Thursday, March 08, 2007

America Remembers the Abolitionist Movement

As the United States Embassy in Freetown wraps up activities marking the Black History Month, a press release issued yesterday from the US Embassy stated that Americans remember the abolitionist movement to ban slavery in the United States.

The release wrote that on March 2, 1807, the US President Thomas Jefferson signed a law passed by the US Congress banning African Slave Trade. The law took effect in the US on January 1, 1808 but it was not the beginning of the abolitionist movement in the United Sates but that earlier after the American Revolution, some northern states including Vermont in 1777, Massachusetts in 1780, New York in 1799 and New Jersey in 1804 passed emancipation legislation to free slaves. At that time, other northern states including Pennsylvania, Rhode Island and Connecticut also adopted emancipation legislation which took effect gradually.

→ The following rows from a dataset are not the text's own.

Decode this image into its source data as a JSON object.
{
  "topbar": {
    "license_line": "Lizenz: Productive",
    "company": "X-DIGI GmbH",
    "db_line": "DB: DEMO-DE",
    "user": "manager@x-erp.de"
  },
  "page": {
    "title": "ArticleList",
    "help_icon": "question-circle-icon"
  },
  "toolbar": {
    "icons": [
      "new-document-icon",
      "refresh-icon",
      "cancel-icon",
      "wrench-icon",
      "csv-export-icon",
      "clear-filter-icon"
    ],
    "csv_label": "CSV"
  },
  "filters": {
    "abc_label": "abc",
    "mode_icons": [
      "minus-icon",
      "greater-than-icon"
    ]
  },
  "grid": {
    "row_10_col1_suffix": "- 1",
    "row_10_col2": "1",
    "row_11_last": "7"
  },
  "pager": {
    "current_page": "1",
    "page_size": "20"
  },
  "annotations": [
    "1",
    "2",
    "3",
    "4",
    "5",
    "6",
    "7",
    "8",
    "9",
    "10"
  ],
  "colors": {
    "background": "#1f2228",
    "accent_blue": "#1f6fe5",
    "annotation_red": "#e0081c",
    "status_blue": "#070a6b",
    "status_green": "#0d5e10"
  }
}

In 1800, the Unites States barred US citizens from exporting slaves and in 1865, the Thirteenth Amendment of the US Constitution finally outlawed slavery in the United States, the statement concluded.

Link to allAfrica.com: Sierra Leone: America Remembers the Abolitionist Movement (Page 1 of 1)